Given entries Start Marker

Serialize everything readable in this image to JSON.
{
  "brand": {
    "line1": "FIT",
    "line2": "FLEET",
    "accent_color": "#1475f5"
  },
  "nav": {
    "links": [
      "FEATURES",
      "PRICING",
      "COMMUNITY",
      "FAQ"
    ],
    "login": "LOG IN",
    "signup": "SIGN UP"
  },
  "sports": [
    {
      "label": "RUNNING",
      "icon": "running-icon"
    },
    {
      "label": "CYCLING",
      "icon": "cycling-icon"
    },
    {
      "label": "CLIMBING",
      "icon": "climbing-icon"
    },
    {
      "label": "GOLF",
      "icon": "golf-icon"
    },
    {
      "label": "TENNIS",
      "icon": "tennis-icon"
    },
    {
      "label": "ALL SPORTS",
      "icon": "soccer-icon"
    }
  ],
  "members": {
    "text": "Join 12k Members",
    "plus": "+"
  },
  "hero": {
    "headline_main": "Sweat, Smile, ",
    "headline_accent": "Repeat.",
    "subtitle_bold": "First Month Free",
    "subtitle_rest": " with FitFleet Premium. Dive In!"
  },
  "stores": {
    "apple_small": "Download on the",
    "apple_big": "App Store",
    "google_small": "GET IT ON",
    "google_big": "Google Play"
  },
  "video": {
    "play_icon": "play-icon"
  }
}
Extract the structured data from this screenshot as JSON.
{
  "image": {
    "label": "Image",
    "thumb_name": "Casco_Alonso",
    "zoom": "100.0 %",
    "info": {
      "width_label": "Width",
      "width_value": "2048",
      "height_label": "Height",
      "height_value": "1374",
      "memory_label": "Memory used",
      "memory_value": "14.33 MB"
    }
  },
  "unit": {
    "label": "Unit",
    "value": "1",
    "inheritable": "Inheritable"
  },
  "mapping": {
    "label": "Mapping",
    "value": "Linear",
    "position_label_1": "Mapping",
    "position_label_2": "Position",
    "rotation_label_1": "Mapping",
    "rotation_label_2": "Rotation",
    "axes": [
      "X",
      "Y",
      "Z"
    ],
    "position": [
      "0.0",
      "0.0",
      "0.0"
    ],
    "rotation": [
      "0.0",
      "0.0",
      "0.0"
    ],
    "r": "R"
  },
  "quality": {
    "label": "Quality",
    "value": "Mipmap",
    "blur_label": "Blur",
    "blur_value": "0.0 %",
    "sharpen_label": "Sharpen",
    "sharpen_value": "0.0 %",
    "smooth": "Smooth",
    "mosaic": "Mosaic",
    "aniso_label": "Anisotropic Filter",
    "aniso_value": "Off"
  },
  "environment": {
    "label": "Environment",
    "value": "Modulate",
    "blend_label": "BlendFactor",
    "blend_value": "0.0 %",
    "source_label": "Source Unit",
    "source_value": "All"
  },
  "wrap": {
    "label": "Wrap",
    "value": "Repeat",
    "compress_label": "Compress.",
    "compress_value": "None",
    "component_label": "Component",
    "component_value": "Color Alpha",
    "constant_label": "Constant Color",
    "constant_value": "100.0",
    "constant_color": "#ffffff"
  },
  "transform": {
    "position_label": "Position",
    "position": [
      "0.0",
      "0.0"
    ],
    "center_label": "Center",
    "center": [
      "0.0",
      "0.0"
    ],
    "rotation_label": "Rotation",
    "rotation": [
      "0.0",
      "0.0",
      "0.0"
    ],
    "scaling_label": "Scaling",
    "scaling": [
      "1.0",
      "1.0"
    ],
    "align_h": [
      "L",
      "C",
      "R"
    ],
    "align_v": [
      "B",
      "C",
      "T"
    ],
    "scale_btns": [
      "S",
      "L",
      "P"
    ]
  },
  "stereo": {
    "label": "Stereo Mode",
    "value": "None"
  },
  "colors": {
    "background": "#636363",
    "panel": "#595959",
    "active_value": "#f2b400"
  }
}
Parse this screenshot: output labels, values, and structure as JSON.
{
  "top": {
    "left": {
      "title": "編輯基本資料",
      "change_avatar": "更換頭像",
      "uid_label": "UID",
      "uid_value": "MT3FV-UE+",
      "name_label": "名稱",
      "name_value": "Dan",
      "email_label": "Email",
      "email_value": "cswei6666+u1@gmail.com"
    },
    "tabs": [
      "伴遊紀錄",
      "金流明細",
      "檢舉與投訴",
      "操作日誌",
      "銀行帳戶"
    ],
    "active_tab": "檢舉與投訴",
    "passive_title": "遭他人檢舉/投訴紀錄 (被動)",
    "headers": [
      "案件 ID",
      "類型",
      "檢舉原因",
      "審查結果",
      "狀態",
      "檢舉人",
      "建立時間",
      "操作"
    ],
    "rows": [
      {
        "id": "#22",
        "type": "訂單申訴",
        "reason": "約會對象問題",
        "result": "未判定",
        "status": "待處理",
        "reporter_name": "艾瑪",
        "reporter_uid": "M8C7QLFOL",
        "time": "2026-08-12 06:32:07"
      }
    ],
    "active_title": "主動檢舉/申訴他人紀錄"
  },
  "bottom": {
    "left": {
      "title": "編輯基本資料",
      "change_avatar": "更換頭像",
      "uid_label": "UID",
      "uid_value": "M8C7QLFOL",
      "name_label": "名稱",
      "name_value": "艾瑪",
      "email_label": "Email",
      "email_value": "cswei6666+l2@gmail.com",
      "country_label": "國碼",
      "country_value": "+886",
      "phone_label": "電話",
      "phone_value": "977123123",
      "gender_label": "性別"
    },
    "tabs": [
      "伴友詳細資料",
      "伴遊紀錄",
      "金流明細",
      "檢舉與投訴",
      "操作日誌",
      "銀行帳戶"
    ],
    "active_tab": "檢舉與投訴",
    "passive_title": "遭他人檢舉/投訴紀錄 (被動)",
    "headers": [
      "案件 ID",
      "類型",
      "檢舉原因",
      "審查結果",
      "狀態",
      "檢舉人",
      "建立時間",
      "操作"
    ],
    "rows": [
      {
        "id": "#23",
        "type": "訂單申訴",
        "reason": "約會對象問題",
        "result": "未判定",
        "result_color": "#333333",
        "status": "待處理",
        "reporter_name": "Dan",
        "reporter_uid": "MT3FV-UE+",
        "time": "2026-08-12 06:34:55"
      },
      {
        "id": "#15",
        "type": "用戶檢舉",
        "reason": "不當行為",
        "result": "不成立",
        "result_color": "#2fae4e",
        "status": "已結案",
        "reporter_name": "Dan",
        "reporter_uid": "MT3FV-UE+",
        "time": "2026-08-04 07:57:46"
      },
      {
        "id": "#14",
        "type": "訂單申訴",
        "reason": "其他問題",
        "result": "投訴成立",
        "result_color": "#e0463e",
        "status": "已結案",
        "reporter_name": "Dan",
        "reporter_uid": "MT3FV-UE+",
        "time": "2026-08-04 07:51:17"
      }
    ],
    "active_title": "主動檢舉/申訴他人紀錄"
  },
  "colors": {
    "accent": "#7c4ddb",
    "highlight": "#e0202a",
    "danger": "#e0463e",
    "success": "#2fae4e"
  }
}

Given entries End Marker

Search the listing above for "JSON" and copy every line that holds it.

**Result:**
Serialize everything readable in this image to JSON.
Extract the structured data from this screenshot as JSON.
Parse this screenshot: output labels, values, and structure as JSON.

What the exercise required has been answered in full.